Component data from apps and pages
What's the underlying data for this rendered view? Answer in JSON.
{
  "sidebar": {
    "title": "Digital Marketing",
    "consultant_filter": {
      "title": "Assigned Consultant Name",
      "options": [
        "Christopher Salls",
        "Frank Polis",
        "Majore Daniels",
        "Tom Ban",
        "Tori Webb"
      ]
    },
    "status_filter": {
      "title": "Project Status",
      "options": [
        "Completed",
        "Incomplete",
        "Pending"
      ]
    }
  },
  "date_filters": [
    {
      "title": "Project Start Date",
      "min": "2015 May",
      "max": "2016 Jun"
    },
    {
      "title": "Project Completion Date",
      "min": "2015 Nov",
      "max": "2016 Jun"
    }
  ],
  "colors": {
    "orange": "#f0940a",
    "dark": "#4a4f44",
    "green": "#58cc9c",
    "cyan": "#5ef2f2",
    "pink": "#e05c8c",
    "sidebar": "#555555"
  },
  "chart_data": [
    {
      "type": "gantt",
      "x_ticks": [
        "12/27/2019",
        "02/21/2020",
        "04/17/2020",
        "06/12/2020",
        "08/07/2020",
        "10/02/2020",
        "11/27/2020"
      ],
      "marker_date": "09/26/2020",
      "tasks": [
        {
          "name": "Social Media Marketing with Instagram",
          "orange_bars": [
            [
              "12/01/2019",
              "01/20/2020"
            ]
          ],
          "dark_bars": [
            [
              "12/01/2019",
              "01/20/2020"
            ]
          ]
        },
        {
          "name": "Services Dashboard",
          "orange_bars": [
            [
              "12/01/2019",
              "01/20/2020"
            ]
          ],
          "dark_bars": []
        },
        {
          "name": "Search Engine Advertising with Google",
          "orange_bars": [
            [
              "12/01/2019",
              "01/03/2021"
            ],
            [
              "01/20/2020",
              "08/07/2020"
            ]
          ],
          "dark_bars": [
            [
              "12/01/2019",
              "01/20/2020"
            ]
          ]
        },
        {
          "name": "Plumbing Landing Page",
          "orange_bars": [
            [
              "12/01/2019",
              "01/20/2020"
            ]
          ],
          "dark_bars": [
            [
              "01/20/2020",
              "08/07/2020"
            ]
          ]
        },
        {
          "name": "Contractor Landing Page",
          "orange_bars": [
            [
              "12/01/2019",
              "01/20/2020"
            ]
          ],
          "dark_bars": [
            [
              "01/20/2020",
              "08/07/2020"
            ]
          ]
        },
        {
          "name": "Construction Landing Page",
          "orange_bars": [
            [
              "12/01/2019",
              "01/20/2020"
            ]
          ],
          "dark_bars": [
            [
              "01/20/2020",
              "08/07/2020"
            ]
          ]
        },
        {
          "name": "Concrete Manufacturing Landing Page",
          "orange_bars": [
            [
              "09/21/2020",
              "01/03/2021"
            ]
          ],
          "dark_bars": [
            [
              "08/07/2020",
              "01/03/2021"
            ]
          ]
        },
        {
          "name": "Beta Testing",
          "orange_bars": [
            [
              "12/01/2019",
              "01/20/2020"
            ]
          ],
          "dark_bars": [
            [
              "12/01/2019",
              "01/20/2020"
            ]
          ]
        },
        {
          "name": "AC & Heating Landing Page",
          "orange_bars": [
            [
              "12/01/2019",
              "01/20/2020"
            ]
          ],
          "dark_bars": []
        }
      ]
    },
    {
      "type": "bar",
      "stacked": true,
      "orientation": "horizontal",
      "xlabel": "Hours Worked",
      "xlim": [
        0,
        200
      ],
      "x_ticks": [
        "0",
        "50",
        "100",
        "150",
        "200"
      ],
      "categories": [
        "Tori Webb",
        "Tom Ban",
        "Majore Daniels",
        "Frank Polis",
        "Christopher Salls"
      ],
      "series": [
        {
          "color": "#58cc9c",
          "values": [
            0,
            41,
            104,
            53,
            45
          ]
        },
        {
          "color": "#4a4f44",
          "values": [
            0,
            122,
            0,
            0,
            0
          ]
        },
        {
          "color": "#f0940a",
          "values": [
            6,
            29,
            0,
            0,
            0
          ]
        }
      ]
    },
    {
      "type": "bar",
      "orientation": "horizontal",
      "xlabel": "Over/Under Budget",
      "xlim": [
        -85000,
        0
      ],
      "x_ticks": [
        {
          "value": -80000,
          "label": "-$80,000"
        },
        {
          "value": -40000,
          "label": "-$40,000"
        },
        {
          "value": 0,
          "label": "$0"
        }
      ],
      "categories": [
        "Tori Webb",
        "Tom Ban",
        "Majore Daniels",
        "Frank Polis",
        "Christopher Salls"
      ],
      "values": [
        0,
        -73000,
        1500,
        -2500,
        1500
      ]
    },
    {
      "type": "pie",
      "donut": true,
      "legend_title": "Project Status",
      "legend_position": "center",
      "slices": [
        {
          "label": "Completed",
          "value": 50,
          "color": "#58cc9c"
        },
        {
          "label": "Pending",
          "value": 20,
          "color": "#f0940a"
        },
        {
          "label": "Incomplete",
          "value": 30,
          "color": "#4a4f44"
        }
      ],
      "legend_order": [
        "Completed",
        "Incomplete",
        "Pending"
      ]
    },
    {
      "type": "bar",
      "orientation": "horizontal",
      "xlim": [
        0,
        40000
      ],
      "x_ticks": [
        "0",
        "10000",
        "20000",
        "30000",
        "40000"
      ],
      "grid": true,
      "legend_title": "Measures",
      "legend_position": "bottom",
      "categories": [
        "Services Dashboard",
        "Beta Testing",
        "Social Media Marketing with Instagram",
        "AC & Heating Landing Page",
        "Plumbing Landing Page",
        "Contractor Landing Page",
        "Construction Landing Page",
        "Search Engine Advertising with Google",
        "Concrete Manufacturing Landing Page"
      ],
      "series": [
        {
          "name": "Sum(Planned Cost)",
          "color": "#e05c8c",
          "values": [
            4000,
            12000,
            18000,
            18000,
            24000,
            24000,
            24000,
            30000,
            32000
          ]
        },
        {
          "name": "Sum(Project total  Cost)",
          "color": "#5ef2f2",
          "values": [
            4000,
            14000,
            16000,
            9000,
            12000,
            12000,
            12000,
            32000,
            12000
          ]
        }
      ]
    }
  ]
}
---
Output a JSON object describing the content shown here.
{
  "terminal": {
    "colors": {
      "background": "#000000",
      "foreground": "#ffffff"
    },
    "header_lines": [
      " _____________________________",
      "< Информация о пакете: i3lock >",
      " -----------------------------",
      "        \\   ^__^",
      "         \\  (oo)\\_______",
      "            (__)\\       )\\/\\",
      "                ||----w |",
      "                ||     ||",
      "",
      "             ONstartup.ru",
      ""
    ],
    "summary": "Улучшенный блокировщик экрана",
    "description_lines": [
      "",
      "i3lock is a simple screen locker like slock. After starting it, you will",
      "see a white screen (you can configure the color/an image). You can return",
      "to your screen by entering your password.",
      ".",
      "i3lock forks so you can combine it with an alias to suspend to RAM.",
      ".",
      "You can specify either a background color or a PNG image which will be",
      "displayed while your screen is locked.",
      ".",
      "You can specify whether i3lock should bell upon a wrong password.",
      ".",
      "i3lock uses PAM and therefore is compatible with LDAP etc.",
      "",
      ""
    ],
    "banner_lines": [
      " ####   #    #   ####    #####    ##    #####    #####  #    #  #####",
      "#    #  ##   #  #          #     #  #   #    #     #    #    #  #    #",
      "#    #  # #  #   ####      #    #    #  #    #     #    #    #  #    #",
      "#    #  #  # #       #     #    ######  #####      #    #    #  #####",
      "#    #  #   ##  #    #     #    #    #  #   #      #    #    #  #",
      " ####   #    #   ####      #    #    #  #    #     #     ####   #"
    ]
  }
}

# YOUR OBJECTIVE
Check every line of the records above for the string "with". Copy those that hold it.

# YOUR SOLUTION
          "name": "Social Media Marketing with Instagram",
          "name": "Search Engine Advertising with Google",
        "Social Media Marketing with Instagram",
        "Search Engine Advertising with Google",
      "i3lock forks so you can combine it with an alias to suspend to RAM.",
      "i3lock uses PAM and therefore is compatible with LDAP etc.",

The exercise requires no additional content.